Why are Key Numbers Important in the NFL?
by Trevor Whenham - 10/19/2006
When you are betting on football, the spread you get is at least as important as the team that you choose. A lot of research, effort and experience go into setting lines, so they are often very close to the final outcome. The time you put into shopping for the best odds before you make your bet -- even if you can find just a half point difference -- can make the difference between cashing in and crying about what could have been. Shopping lines helps you find the best value that can make you a winner. To do your best shopping, one key fundamental concept you have to be aware of is key numbers.
Key numbers are simply the most common margin of victories in football games. A team can win or lose a game by almost any number of points (my alma mater once lost by 105), but there are some margins that are considerably more likely. The most common key number is 3. In the last decade, about 15 percent of NFL games have been decided by this margin. The reasons for this are obvious - both the last second field goal to win a game and an overtime field goal give us this margin. If a game is tied in the last few minutes you can be fairly sure it will be won by a field goal. In decreasing order of frequency other key numbers include 7, 10, 4, 6. The last two might seem less obvious, but 4 is a touchdown minus a field goal, and 6 is two field goals, a missed conversion, or a touchdown in overtime since they don't kick converts in extra time. 8.7 percent of games in the NFL are decided by 7 points and about 6 percent have a 10 point gap, so just short of one third of games end with a spread of either 3,7 or 10. These numbers have proven more than accurate in recent weeks in the NFL - 6-of-14 games were decided by those gaps in week five, and 5-of-13 in week six.

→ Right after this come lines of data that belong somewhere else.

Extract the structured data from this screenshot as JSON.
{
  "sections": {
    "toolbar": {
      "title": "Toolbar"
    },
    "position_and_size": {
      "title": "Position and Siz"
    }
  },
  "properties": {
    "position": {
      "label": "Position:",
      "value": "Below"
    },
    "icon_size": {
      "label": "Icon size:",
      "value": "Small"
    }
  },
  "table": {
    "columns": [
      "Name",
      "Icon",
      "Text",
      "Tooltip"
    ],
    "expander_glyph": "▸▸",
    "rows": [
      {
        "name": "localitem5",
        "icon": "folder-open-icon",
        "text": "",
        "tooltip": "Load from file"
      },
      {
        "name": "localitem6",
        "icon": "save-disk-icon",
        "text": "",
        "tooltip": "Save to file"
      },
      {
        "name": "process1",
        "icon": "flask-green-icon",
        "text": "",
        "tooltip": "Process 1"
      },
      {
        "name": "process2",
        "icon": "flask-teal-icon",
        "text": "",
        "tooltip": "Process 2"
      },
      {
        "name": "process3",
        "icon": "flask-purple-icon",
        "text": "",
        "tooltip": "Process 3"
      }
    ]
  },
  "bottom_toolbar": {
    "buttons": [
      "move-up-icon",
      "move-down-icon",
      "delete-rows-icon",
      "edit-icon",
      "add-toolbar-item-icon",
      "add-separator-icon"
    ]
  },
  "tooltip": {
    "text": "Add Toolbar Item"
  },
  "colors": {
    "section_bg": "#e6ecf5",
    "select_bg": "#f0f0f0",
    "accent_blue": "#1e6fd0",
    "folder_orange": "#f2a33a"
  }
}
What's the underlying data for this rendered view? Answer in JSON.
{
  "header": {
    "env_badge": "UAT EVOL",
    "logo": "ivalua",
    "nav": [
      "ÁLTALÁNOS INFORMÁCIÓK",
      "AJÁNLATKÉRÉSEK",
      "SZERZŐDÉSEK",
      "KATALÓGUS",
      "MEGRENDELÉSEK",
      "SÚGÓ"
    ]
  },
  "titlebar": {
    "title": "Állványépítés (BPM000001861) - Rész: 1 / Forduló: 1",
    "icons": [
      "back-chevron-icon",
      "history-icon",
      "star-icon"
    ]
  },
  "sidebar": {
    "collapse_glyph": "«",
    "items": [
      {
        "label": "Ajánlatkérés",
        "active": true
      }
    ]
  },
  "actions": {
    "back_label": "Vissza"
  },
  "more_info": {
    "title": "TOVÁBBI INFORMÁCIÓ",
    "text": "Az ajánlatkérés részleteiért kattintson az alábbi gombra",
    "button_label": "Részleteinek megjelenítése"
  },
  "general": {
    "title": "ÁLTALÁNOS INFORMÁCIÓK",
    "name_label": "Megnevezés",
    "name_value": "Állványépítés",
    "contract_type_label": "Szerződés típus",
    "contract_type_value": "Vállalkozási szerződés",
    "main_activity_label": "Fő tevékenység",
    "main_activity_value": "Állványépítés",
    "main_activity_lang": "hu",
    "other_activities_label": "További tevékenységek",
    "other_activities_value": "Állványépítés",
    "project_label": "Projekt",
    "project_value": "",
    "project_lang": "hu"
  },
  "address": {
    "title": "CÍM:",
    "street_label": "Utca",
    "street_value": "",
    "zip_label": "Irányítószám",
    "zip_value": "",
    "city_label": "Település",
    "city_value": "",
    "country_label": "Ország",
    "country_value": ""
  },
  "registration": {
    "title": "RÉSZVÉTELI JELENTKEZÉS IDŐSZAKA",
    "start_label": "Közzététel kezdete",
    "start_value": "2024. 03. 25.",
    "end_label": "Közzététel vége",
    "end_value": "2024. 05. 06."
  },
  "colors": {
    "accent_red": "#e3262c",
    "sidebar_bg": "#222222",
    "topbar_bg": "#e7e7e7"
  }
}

When it comes to a spread, the key numbers are obviously very important. If a game falls right on the number, then all bettors get their money back, regardless of whish team they bet on. That makes the difference between a 2.5-point spread and a 3-point spread very significant. The former spread will always have an outcome, while in about one-sixth of games money will be refunded on the latter spread. That makes getting in at the right time important. If you like a favorite to win by at least a field goal, you would much prefer a 2.5 spread than a 3 because it gives you that many more chances to win. There is no point in waiting until it moves to 2, because two is not a key number, so the advantage of being at 2 is much less than the disadvantage of being on 3. If you liked the underdog in the same game then you may want to wait to see if the spread will move to the key number so that the favorite has to beat you by more than a field goal.
You only need to look at recent Super Bowls to see the real life impact of key numbers. In the 2000 Super Bowl the Rams started as 7-point favorites, but there was so much action on them that the number moved to 7.5. The game ended up at 23-16. With that move, a bet on St. Louis shifted from a push to a loss, and Tennessee bettors became winners if they waited. The next year, Baltimore was favored by a spread that moved from 2.5 to 3, which may have been an issue if Baltimore hadn't won by 27.
Conservative bettors can look at a key number as a way to hedge their bets. Say you like the favorite and you are fairly confident that they will win by more than a field goal. If the spread was 3.5, you would want to shop around for a 3 point spread. That way, not only do you get to win if your prediction is correct, but you would get your money back in about one game in six. At 3.5 you would lose those games that are won by a field goal, so the key number spread becomes an insurance policy.
For aggressive bettors, or those with deep bankrolls, key numbers, especially three, can create a profitable and low risk situation called middling. Say a spread starts at 2.5, but then must move up to 3 because the action isn't balanced. If the action remains heavy on the favorite the spread would eventually move up again to 3.5. If you can see this kind of situation developing, you would bet an amount on the favorite to win at 2.5 (let's say $110). If that spread eventually moves up to 3.5, you would then bet the same $110 on the underdog. That way, if the game is decided by more or less than three points you will win one bet and lose the other for a total investment of $220 and a payout of $210, or a loss of $10. If the game is won by three, however, you win both bets, so you're $220 bet yields a $200 profit. If you were to find this situation 100 times, statistics would show that you would lose about 85 times, for a loss of $850, but you would win about 15 times, for a profit of $3000 - a very good return for low risk. For this reason, books will stay on a key number longer than they will stay on other numbers to avoid a situation like this that can cause heavy losses.